▸ Problem statement:
For the entries below, report the number of lines where the string "text" appears, and only that number.

▸ Data records for software interfaces:
__________________________________________________
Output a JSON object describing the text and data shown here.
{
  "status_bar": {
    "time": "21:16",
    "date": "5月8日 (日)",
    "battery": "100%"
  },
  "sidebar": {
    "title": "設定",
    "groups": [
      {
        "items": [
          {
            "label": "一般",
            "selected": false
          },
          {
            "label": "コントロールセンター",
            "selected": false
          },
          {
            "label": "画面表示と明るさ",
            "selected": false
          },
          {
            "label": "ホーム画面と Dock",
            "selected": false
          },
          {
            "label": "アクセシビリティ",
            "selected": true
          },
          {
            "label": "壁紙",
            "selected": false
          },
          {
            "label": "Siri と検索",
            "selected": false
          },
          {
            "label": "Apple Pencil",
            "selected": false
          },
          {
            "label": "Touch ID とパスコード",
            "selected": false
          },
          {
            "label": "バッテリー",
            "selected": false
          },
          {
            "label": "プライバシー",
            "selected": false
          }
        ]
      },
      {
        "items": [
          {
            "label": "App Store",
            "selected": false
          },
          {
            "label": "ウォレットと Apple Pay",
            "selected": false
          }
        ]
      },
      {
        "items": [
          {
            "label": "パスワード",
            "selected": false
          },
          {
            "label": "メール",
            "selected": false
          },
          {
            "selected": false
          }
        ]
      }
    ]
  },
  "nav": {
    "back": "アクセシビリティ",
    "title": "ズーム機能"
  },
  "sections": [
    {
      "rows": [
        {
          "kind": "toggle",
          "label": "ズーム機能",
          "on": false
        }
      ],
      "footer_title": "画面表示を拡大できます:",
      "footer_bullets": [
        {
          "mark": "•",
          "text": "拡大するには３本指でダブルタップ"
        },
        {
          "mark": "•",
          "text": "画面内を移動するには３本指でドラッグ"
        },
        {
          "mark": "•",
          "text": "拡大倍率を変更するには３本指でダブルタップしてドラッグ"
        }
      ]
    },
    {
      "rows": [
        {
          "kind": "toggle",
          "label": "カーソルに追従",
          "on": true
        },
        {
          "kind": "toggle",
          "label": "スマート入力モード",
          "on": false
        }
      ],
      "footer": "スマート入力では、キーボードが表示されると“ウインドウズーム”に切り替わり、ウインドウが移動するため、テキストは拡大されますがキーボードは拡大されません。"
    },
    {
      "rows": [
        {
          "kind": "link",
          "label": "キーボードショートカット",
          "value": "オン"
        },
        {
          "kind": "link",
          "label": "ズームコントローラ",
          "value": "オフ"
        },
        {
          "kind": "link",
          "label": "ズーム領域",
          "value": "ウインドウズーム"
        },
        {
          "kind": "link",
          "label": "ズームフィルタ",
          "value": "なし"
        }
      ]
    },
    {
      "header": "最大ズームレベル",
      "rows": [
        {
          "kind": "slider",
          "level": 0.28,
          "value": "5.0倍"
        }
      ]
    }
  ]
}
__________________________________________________
▸ Written response:
4